There is scarce any one of the passions but what is truly laudable when it centers in the publick, and makes that its object. Ambition, avarice, revenge, are all so many virtues, when they aim at the general welfare. I know that it is exceeding hard and rare, for any man to separate his passions from his own person and interest; but it is certain that there have been such men. Brutus, Cato, Regulus, Timoleon, Dion, and Epaminondas, were such, as were many more ancient Greeks and Romans; and, I hope, England has still some such. And though, in pursuing publick views, men regard themselves and their own advantages; yet if they regard the publick more, or their own in subserviency to the publick, they may justly be esteemed virtuous and good.
No man can be too ambitious of the glory and security of his country, nor too angry at its misfortunes and ill usage; nor too revengeful against those that abuse and betray it; nor too avaricious to enrich it, provided that in doing it he violates not the rights of others.
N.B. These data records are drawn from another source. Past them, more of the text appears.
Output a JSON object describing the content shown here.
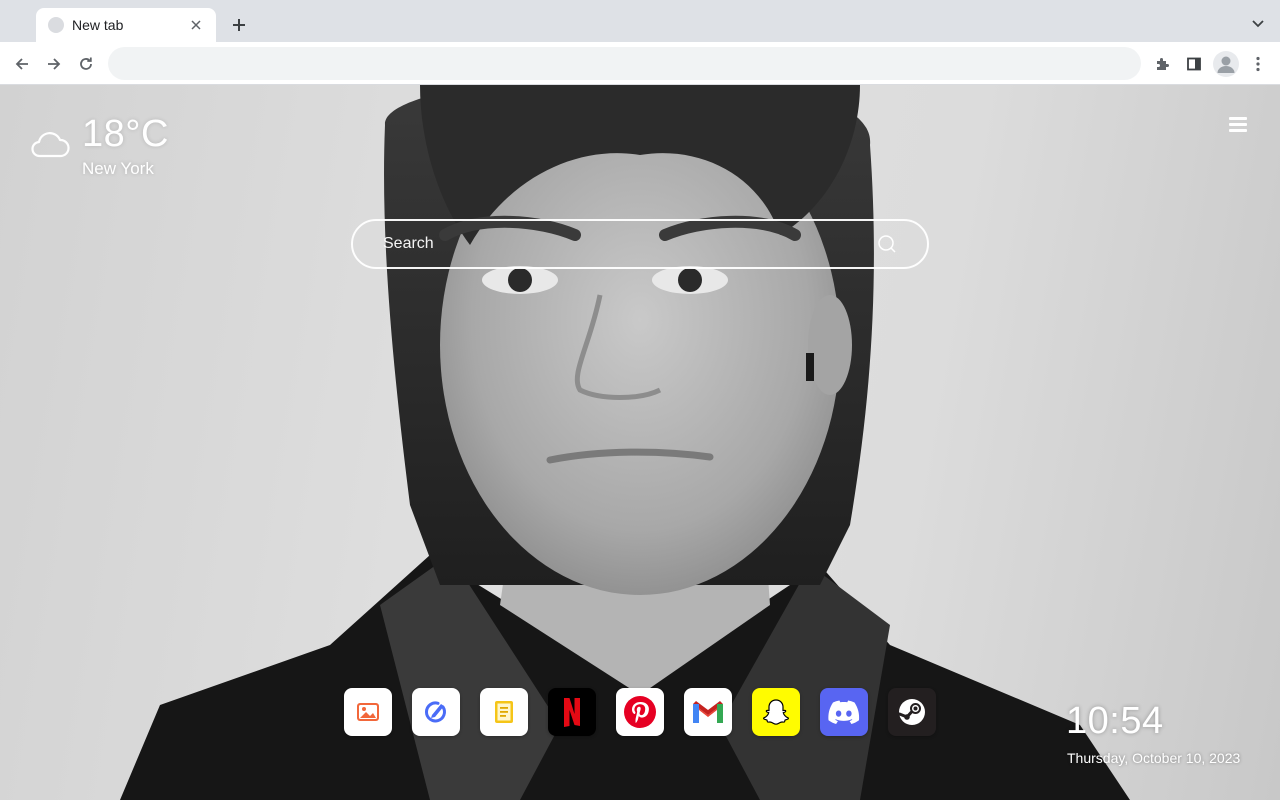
{
  "browser": {
    "tab_title": "New tab",
    "omnibox_value": "",
    "omnibox_placeholder": ""
  },
  "weather": {
    "temperature": "18°C",
    "city": "New York",
    "icon": "cloud-icon"
  },
  "search": {
    "placeholder": "Search"
  },
  "shortcuts": [
    {
      "name": "photos",
      "icon": "image-icon",
      "bg": "#ffffff"
    },
    {
      "name": "check",
      "icon": "check-edit-icon",
      "bg": "#ffffff"
    },
    {
      "name": "notes",
      "icon": "notes-icon",
      "bg": "#ffffff"
    },
    {
      "name": "netflix",
      "icon": "netflix-icon",
      "bg": "#000000"
    },
    {
      "name": "pinterest",
      "icon": "pinterest-icon",
      "bg": "#ffffff"
    },
    {
      "name": "gmail",
      "icon": "gmail-icon",
      "bg": "#ffffff"
    },
    {
      "name": "snapchat",
      "icon": "snapchat-icon",
      "bg": "#fffc00"
    },
    {
      "name": "discord",
      "icon": "discord-icon",
      "bg": "#5865f2"
    },
    {
      "name": "steam",
      "icon": "steam-icon",
      "bg": "#231f20"
    }
  ],
  "clock": {
    "time": "10:54",
    "date": "Thursday, October 10, 2023"
  },
  "colors": {
    "netflix_red": "#e50914",
    "pinterest_red": "#e60023",
    "discord_blurple": "#5865f2",
    "snapchat_yellow": "#fffc00"
  }
}
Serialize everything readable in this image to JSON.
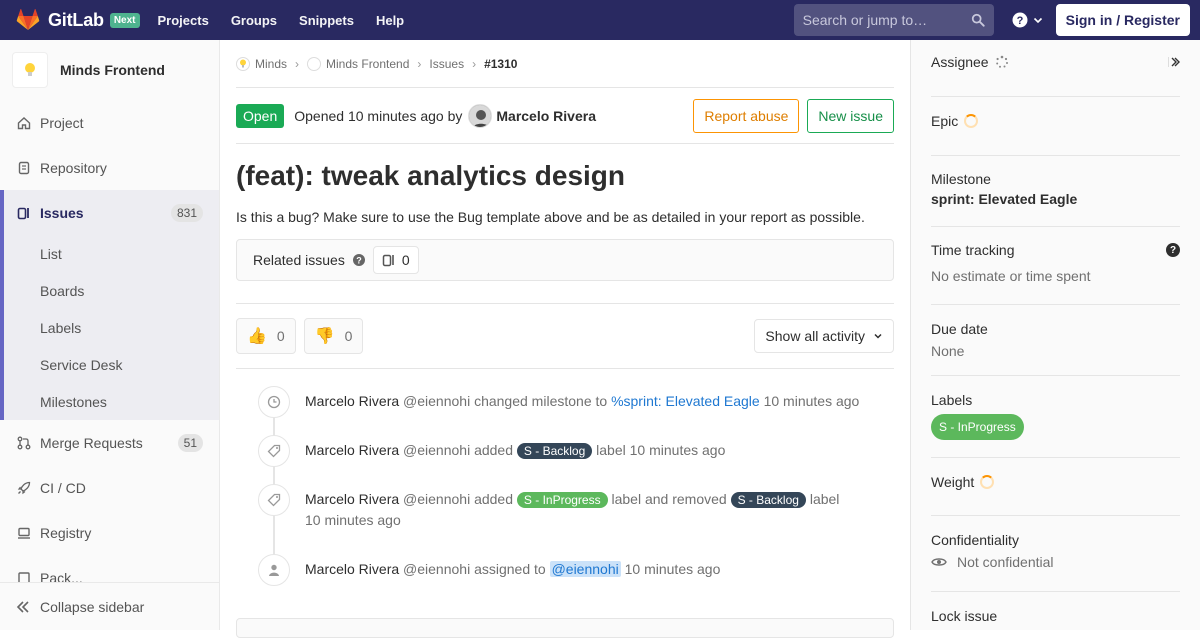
{
  "navbar": {
    "brand": "GitLab",
    "badge": "Next",
    "links": [
      "Projects",
      "Groups",
      "Snippets",
      "Help"
    ],
    "search_placeholder": "Search or jump to…",
    "signin": "Sign in / Register"
  },
  "sidebar": {
    "project_name": "Minds Frontend",
    "items": [
      {
        "label": "Project",
        "icon": "home-icon"
      },
      {
        "label": "Repository",
        "icon": "doc-icon"
      },
      {
        "label": "Issues",
        "icon": "issues-icon",
        "count": "831",
        "active": true
      },
      {
        "label": "Merge Requests",
        "icon": "merge-request-icon",
        "count": "51"
      },
      {
        "label": "CI / CD",
        "icon": "rocket-icon"
      },
      {
        "label": "Registry",
        "icon": "container-icon"
      },
      {
        "label": "Pack...",
        "icon": "package-icon"
      }
    ],
    "issue_subitems": [
      "List",
      "Boards",
      "Labels",
      "Service Desk",
      "Milestones"
    ],
    "collapse_label": "Collapse sidebar"
  },
  "breadcrumb": [
    "Minds",
    "Minds Frontend",
    "Issues",
    "#1310"
  ],
  "issue": {
    "status": "Open",
    "opened_text": "Opened 10 minutes ago by",
    "author": "Marcelo Rivera",
    "report_abuse": "Report abuse",
    "new_issue": "New issue",
    "title": "(feat): tweak analytics design",
    "description": "Is this a bug? Make sure to use the Bug template above and be as detailed in your report as possible.",
    "related_title": "Related issues",
    "related_count": "0",
    "thumbs_up": "0",
    "thumbs_down": "0",
    "activity_filter": "Show all activity"
  },
  "timeline": {
    "author": "Marcelo Rivera",
    "handle": "@eiennohi",
    "time": "10 minutes ago",
    "note1": {
      "pre": "changed milestone to",
      "link": "%sprint: Elevated Eagle"
    },
    "note2": {
      "pre": "added",
      "label": "S - Backlog",
      "post": "label"
    },
    "note3": {
      "pre": "added",
      "label_add": "S - InProgress",
      "mid": "label and removed",
      "label_remove": "S - Backlog",
      "post": "label"
    },
    "note4": {
      "pre": "assigned to",
      "mention": "@eiennohi"
    }
  },
  "right_sidebar": {
    "assignee": "Assignee",
    "epic": "Epic",
    "milestone": "Milestone",
    "milestone_value": "sprint: Elevated Eagle",
    "time_tracking": "Time tracking",
    "time_tracking_value": "No estimate or time spent",
    "due_date": "Due date",
    "due_date_value": "None",
    "labels": "Labels",
    "label_value": "S - InProgress",
    "weight": "Weight",
    "confidentiality": "Confidentiality",
    "confidentiality_value": "Not confidential",
    "lock_issue": "Lock issue"
  },
  "colors": {
    "navbar": "#292961",
    "open_green": "#1aaa55",
    "label_backlog": "#344658",
    "label_inprogress": "#5cb85c",
    "link_blue": "#1f78d1",
    "warning_orange": "#fc9403"
  }
}
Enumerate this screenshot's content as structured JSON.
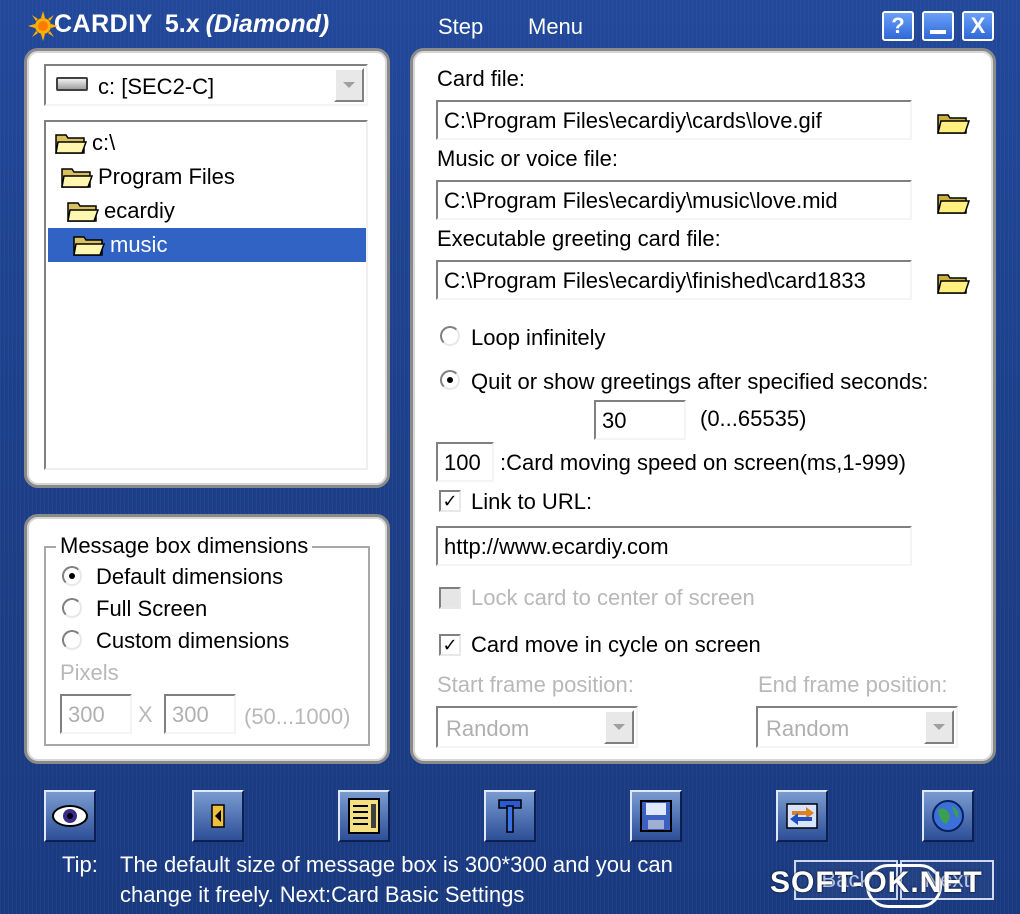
{
  "app": {
    "logo_text": "CARDIY",
    "version": "5.x",
    "edition": "(Diamond)",
    "menu": [
      "Step",
      "Menu"
    ],
    "window_buttons": [
      "?",
      "_",
      "X"
    ]
  },
  "file_browser": {
    "drive": "c: [SEC2-C]",
    "tree": [
      {
        "label": "c:\\",
        "selected": false
      },
      {
        "label": "Program Files",
        "selected": false
      },
      {
        "label": "ecardiy",
        "selected": false
      },
      {
        "label": "music",
        "selected": true
      }
    ]
  },
  "message_box": {
    "title": "Message box dimensions",
    "options": [
      "Default dimensions",
      "Full Screen",
      "Custom dimensions"
    ],
    "selected": "Default dimensions",
    "pixels_label": "Pixels",
    "width": "300",
    "x_label": "X",
    "height": "300",
    "range": "(50...1000)"
  },
  "settings": {
    "card_file_label": "Card file:",
    "card_file": "C:\\Program Files\\ecardiy\\cards\\love.gif",
    "music_file_label": "Music or voice file:",
    "music_file": "C:\\Program Files\\ecardiy\\music\\love.mid",
    "exe_file_label": "Executable greeting card file:",
    "exe_file": "C:\\Program Files\\ecardiy\\finished\\card1833",
    "loop_label": "Loop infinitely",
    "quit_label": "Quit or show greetings after specified seconds:",
    "seconds": "30",
    "seconds_range": "(0...65535)",
    "speed": "100",
    "speed_label": ":Card moving speed on screen(ms,1-999)",
    "link_label": "Link to URL:",
    "link_checked": true,
    "url": "http://www.ecardiy.com",
    "lock_label": "Lock card to center of screen",
    "cycle_label": "Card move in cycle on screen",
    "cycle_checked": true,
    "start_frame_label": "Start frame position:",
    "start_frame": "Random",
    "end_frame_label": "End frame position:",
    "end_frame": "Random"
  },
  "toolbar_icons": [
    "eye-icon",
    "speaker-icon",
    "document-icon",
    "tools-icon",
    "save-icon",
    "exchange-icon",
    "globe-icon"
  ],
  "tip": {
    "label": "Tip:",
    "line1": "The default size of message box is 300*300 and you can",
    "line2": "change it freely. Next:Card Basic Settings"
  },
  "nav": {
    "back": "Back",
    "next": "Next"
  },
  "watermark": "SOFT-OK.NET",
  "colors": {
    "background": "#1c3f88",
    "selection": "#3163c5",
    "panel": "#ffffff"
  }
}
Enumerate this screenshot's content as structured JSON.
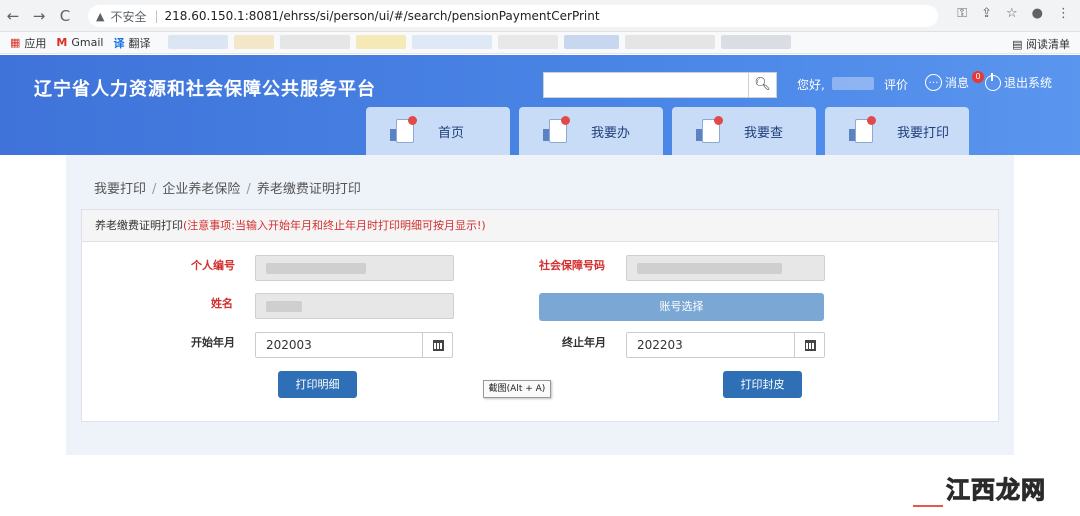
{
  "browser": {
    "back_icon": "←",
    "forward_icon": "→",
    "reload_icon": "C",
    "security_label": "不安全",
    "url": "218.60.150.1:8081/ehrss/si/person/ui/#/search/pensionPaymentCerPrint",
    "bookmarks": [
      {
        "icon": "apps-icon",
        "label": "应用"
      },
      {
        "icon": "gmail-icon",
        "label": "Gmail"
      },
      {
        "icon": "translate-icon",
        "label": "翻译"
      }
    ],
    "reading_list_label": "阅读清单"
  },
  "header": {
    "site_title": "辽宁省人力资源和社会保障公共服务平台",
    "search_placeholder": "",
    "greeting": "您好,",
    "rating_label": "评价",
    "message_label": "消息",
    "message_count": "0",
    "logout_label": "退出系统"
  },
  "tabs": [
    {
      "label": "首页"
    },
    {
      "label": "我要办"
    },
    {
      "label": "我要查"
    },
    {
      "label": "我要打印"
    }
  ],
  "breadcrumb": [
    "我要打印",
    "企业养老保险",
    "养老缴费证明打印"
  ],
  "panel": {
    "title": "养老缴费证明打印",
    "note": "(注意事项:当输入开始年月和终止年月时打印明细可按月显示!)"
  },
  "form": {
    "personal_id_label": "个人编号",
    "ss_number_label": "社会保障号码",
    "name_label": "姓名",
    "account_select_label": "账号选择",
    "start_month_label": "开始年月",
    "start_month_value": "202003",
    "end_month_label": "终止年月",
    "end_month_value": "202203"
  },
  "actions": {
    "print_detail_label": "打印明细",
    "print_cover_label": "打印封皮"
  },
  "tooltip": "截图(Alt + A)",
  "watermark": "江西龙网",
  "colors": {
    "header_blue": "#4a86e6",
    "tab_bg": "#c9dcf7",
    "button_blue": "#2f6fb5",
    "account_button": "#7aa7d4",
    "required_red": "#d32f2f"
  }
}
Tacitus giving the character of the emperor Galba, who doubtless was an honest man, and had many virtues, after saying that he coveted no man's money, and was sparing of his own, adds, that he was solicitous to save publick money: Pecuniae alienae non appetens, suae parcus, publicae avarus; which publick avarice in him was a publick virtue, and cost him his life; he was not suffered to reign, because would not lavish away the publick money in bribes; Milites a se eligi, non emi. So dangerous, and even fatal, was personal virtue in that corrupt state; and so hard and impossible is it, in any state, to stay the progress of corruption! Galba would have reformed the Roman state: But the vices of his predecessors, and long use, made it impracticable; and he lost his life in the attempt. The passions of men were detached from the commonwealth, and placed upon their own personal security or gain; and they had no sense of the publick, and as little knowledge of its affairs: For that great people, and almost the whole world had been long the sole property of a single man, who took counsel only of his lust,
G. I am, &c.